## Data to process
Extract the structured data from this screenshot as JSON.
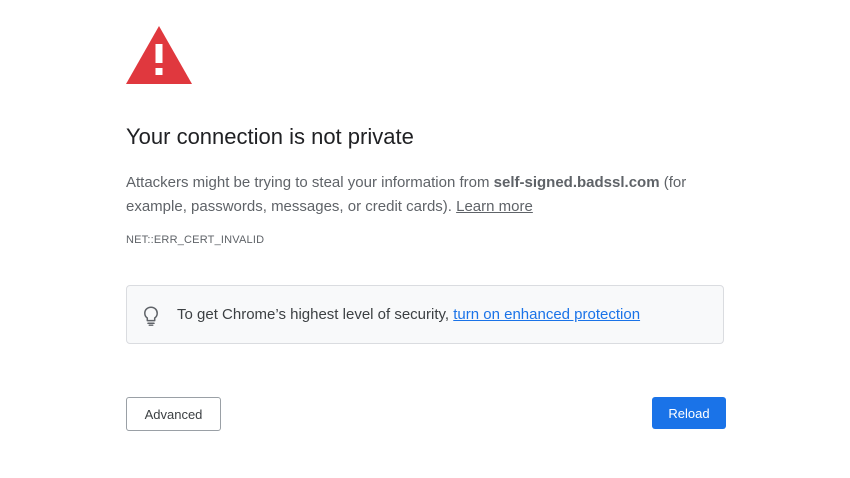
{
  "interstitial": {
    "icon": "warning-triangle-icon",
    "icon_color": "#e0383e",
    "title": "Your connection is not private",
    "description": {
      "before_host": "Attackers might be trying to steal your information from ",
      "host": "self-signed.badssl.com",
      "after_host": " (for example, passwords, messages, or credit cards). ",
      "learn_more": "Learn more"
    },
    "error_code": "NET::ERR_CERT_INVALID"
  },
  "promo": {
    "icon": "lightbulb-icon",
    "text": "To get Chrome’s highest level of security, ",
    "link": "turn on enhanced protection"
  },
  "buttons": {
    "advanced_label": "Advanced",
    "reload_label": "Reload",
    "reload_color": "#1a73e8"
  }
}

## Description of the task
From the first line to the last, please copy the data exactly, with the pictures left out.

## Task output
Extract the structured data from this screenshot as JSON.
{
  "interstitial": {
    "icon": "warning-triangle-icon",
    "icon_color": "#e0383e",
    "title": "Your connection is not private",
    "description": {
      "before_host": "Attackers might be trying to steal your information from ",
      "host": "self-signed.badssl.com",
      "after_host": " (for example, passwords, messages, or credit cards). ",
      "learn_more": "Learn more"
    },
    "error_code": "NET::ERR_CERT_INVALID"
  },
  "promo": {
    "icon": "lightbulb-icon",
    "text": "To get Chrome’s highest level of security, ",
    "link": "turn on enhanced protection"
  },
  "buttons": {
    "advanced_label": "Advanced",
    "reload_label": "Reload",
    "reload_color": "#1a73e8"
  }
}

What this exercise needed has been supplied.